> > keep the population stable under thier environmental conditions. What
> > makes you think the dinosaurs were not laying exactly as many eggs as they
> > needed to make up the difference?
> It would be nice if this is the way populations worked. Apparently,
> though, _individuals_ work for their own selfish needs. The needs of the
> group are "considered" only inasmuch as they forward the needs of the
If the individual lives in an environment with high predation, it
will "selfishly" produce more eggs to compensate for the loss to get its
own genes passed on. But, if the number of progeny produced is too large,
the population size exceeds what the environment can support. It does
little good to get your genes passed on if your progeny all die off from
starvation in the next generation. Consequently, a certain balance is
needed. Also, each species livingh in its own environmental conditions
may have a most effective balance between number of progeny and degree of
development &/or degree of care of the progeny, and exceeding that balance
in one direction or the other may place an unrealistic strain on the
parent's resources. Producing both LARGE and NUMEROUS offspring
require an unrealistically large investment from the parent, either in
time or resources. Obviously, producing a FEW, SMALL
offspring would place them at great risk, so again there needs to be a
balanace between what the parent can feasibly produce and protect, and
what can survive.
> > I'm afraid I don't know what "skill differential" means. I have been
> > out of the loop for a while and this discussion may have gone in new
> > directions.

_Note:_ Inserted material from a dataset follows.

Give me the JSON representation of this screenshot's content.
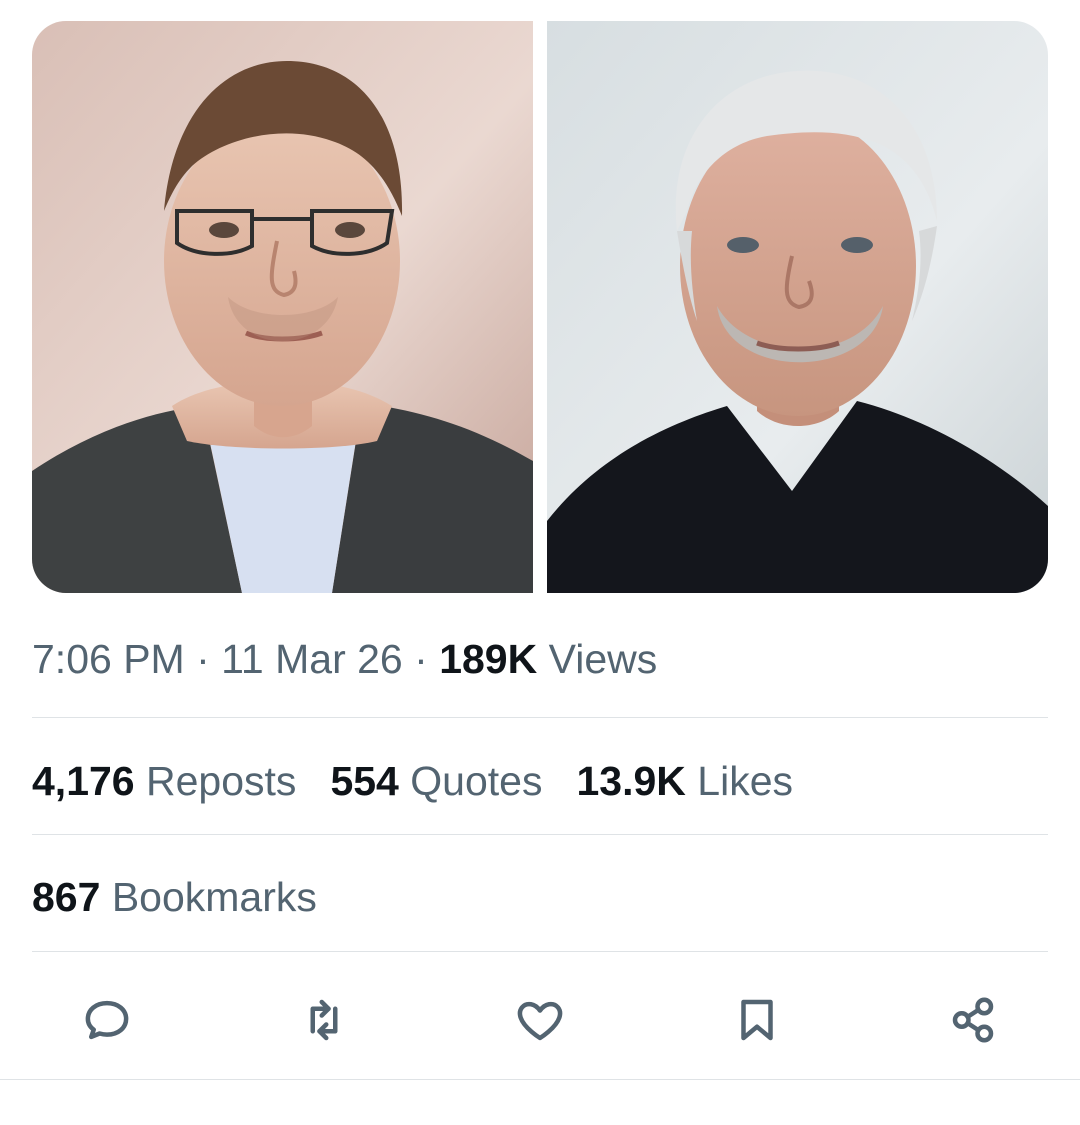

Could you please explain a little more?
> Birds can fly away to places of reduced predator density (and swamp the
> few predators that are there). Dinosaurs had no particular skill
> differential which would enable them to put such huge distances between

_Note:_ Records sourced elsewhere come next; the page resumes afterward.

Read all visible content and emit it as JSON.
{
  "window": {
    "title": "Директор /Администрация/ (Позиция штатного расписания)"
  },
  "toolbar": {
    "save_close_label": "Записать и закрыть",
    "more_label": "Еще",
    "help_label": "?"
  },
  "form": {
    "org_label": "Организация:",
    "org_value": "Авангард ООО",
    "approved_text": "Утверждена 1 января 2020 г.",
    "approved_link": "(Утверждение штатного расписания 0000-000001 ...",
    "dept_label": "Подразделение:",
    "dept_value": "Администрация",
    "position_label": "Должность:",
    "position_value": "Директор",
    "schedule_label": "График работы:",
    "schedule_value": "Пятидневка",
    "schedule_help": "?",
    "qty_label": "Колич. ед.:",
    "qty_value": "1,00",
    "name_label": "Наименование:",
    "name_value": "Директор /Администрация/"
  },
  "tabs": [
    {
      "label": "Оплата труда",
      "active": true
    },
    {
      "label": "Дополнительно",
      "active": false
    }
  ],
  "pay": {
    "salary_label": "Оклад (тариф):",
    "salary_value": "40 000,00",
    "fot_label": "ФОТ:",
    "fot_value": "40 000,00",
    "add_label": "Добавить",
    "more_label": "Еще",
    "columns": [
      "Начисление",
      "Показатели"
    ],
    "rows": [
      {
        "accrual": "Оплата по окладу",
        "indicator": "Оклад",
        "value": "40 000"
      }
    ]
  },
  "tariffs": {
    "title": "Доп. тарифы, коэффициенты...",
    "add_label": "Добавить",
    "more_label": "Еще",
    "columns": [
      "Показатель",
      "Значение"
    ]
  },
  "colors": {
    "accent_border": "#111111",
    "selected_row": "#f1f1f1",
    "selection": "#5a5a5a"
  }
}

> themselves and those other dinosaurs which would eat them.
Clams live in a predator rich environment, and needless to say
aren't going anywhere. They compensate for this by producing a HUGE
volume of eggs. Sea turtle hatchlings deal with devastating predation
both on the beach and in the water. Escaping to areas of reduced
predator density is not an option for numerous animal species, and high r
reproductive strategies are an effective way of dealing with it.